Fine sees the upward trend in room rates as part of the market’s welcome transition to a destination with more branded hotels with special features and amenities, such as the Hard Rock Hotel and The Daytona Marriott Autograph Collection Your hotel in One Daytona.
“We have always been known as an affordable travel destination,” said Fine. “We took our hat off for many years, but back then we had fewer brand names and fewer full-service hotels with interesting destination restaurants.
“The market has changed and we have more to offer than before,” she said. “These are really good news.”
Rates are expected to remain high
Hotel room demand is expected to remain high through the summer and beyond, said Scott Smith, professor of hospitality and study director at the University of South Carolina at Columbia.

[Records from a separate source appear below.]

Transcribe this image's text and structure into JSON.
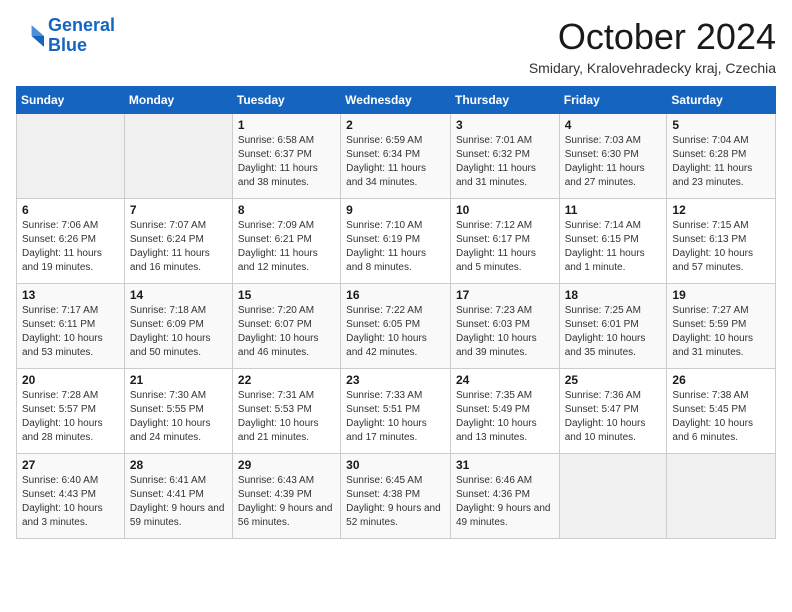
{
  "logo": {
    "line1": "General",
    "line2": "Blue"
  },
  "header": {
    "month": "October 2024",
    "location": "Smidary, Kralovehradecky kraj, Czechia"
  },
  "weekdays": [
    "Sunday",
    "Monday",
    "Tuesday",
    "Wednesday",
    "Thursday",
    "Friday",
    "Saturday"
  ],
  "weeks": [
    [
      {
        "day": "",
        "info": ""
      },
      {
        "day": "",
        "info": ""
      },
      {
        "day": "1",
        "info": "Sunrise: 6:58 AM\nSunset: 6:37 PM\nDaylight: 11 hours and 38 minutes."
      },
      {
        "day": "2",
        "info": "Sunrise: 6:59 AM\nSunset: 6:34 PM\nDaylight: 11 hours and 34 minutes."
      },
      {
        "day": "3",
        "info": "Sunrise: 7:01 AM\nSunset: 6:32 PM\nDaylight: 11 hours and 31 minutes."
      },
      {
        "day": "4",
        "info": "Sunrise: 7:03 AM\nSunset: 6:30 PM\nDaylight: 11 hours and 27 minutes."
      },
      {
        "day": "5",
        "info": "Sunrise: 7:04 AM\nSunset: 6:28 PM\nDaylight: 11 hours and 23 minutes."
      }
    ],
    [
      {
        "day": "6",
        "info": "Sunrise: 7:06 AM\nSunset: 6:26 PM\nDaylight: 11 hours and 19 minutes."
      },
      {
        "day": "7",
        "info": "Sunrise: 7:07 AM\nSunset: 6:24 PM\nDaylight: 11 hours and 16 minutes."
      },
      {
        "day": "8",
        "info": "Sunrise: 7:09 AM\nSunset: 6:21 PM\nDaylight: 11 hours and 12 minutes."
      },
      {
        "day": "9",
        "info": "Sunrise: 7:10 AM\nSunset: 6:19 PM\nDaylight: 11 hours and 8 minutes."
      },
      {
        "day": "10",
        "info": "Sunrise: 7:12 AM\nSunset: 6:17 PM\nDaylight: 11 hours and 5 minutes."
      },
      {
        "day": "11",
        "info": "Sunrise: 7:14 AM\nSunset: 6:15 PM\nDaylight: 11 hours and 1 minute."
      },
      {
        "day": "12",
        "info": "Sunrise: 7:15 AM\nSunset: 6:13 PM\nDaylight: 10 hours and 57 minutes."
      }
    ],
    [
      {
        "day": "13",
        "info": "Sunrise: 7:17 AM\nSunset: 6:11 PM\nDaylight: 10 hours and 53 minutes."
      },
      {
        "day": "14",
        "info": "Sunrise: 7:18 AM\nSunset: 6:09 PM\nDaylight: 10 hours and 50 minutes."
      },
      {
        "day": "15",
        "info": "Sunrise: 7:20 AM\nSunset: 6:07 PM\nDaylight: 10 hours and 46 minutes."
      },
      {
        "day": "16",
        "info": "Sunrise: 7:22 AM\nSunset: 6:05 PM\nDaylight: 10 hours and 42 minutes."
      },
      {
        "day": "17",
        "info": "Sunrise: 7:23 AM\nSunset: 6:03 PM\nDaylight: 10 hours and 39 minutes."
      },
      {
        "day": "18",
        "info": "Sunrise: 7:25 AM\nSunset: 6:01 PM\nDaylight: 10 hours and 35 minutes."
      },
      {
        "day": "19",
        "info": "Sunrise: 7:27 AM\nSunset: 5:59 PM\nDaylight: 10 hours and 31 minutes."
      }
    ],
    [
      {
        "day": "20",
        "info": "Sunrise: 7:28 AM\nSunset: 5:57 PM\nDaylight: 10 hours and 28 minutes."
      },
      {
        "day": "21",
        "info": "Sunrise: 7:30 AM\nSunset: 5:55 PM\nDaylight: 10 hours and 24 minutes."
      },
      {
        "day": "22",
        "info": "Sunrise: 7:31 AM\nSunset: 5:53 PM\nDaylight: 10 hours and 21 minutes."
      },
      {
        "day": "23",
        "info": "Sunrise: 7:33 AM\nSunset: 5:51 PM\nDaylight: 10 hours and 17 minutes."
      },
      {
        "day": "24",
        "info": "Sunrise: 7:35 AM\nSunset: 5:49 PM\nDaylight: 10 hours and 13 minutes."
      },
      {
        "day": "25",
        "info": "Sunrise: 7:36 AM\nSunset: 5:47 PM\nDaylight: 10 hours and 10 minutes."
      },
      {
        "day": "26",
        "info": "Sunrise: 7:38 AM\nSunset: 5:45 PM\nDaylight: 10 hours and 6 minutes."
      }
    ],
    [
      {
        "day": "27",
        "info": "Sunrise: 6:40 AM\nSunset: 4:43 PM\nDaylight: 10 hours and 3 minutes."
      },
      {
        "day": "28",
        "info": "Sunrise: 6:41 AM\nSunset: 4:41 PM\nDaylight: 9 hours and 59 minutes."
      },
      {
        "day": "29",
        "info": "Sunrise: 6:43 AM\nSunset: 4:39 PM\nDaylight: 9 hours and 56 minutes."
      },
      {
        "day": "30",
        "info": "Sunrise: 6:45 AM\nSunset: 4:38 PM\nDaylight: 9 hours and 52 minutes."
      },
      {
        "day": "31",
        "info": "Sunrise: 6:46 AM\nSunset: 4:36 PM\nDaylight: 9 hours and 49 minutes."
      },
      {
        "day": "",
        "info": ""
      },
      {
        "day": "",
        "info": ""
      }
    ]
  ]
}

“Leisure travel just goes through the roof,” said Smith, who served as Director of Convention Services at the Daytona Marriott in the early 1990s, the hotel that is now the 744-room Hilton Daytona Beach Oceanfront Resort.
“If everything stays the same and there is no rebound in the pandemic, rates will stay high,” he said. “People travel more. The pandemic has caused us to readjust our view of things. The thought is, “Let’s not delay the journey; let us not hesitate to treat each other well. ‘”
The dark cloud on the horizon is the ongoing labor shortage in the hospitality industry, Smith said.
Many hotel workers laid off during the pandemic have found other jobs, Smith said. Even if income from higher room rates resulted in higher wages for workers, it wouldn’t necessarily attract potential employees, he said.
“The idea has always been that if you pay a higher salary, people will break the door to work for you. We don’t see that, ”said Smith. “Some places have gone up to $ 18 an hour, and they’re struggling just like people who pay $ 15 to get people to work for them.
“For some workers the thought is, ‘Why work in a hotel where you have to spend long nights and weekends when you can work at Target for a few dollars less but have a better lifestyle? People now make decisions based on their lifestyle and not just money. “
For hotels, the need for quality workers is more important as guests pay more for the rooms, Smith said.
“People don’t mind paying the surcharge, but they want the service,” he said. “If you pay more than you have in the past but get poorer service, that will be a problem.”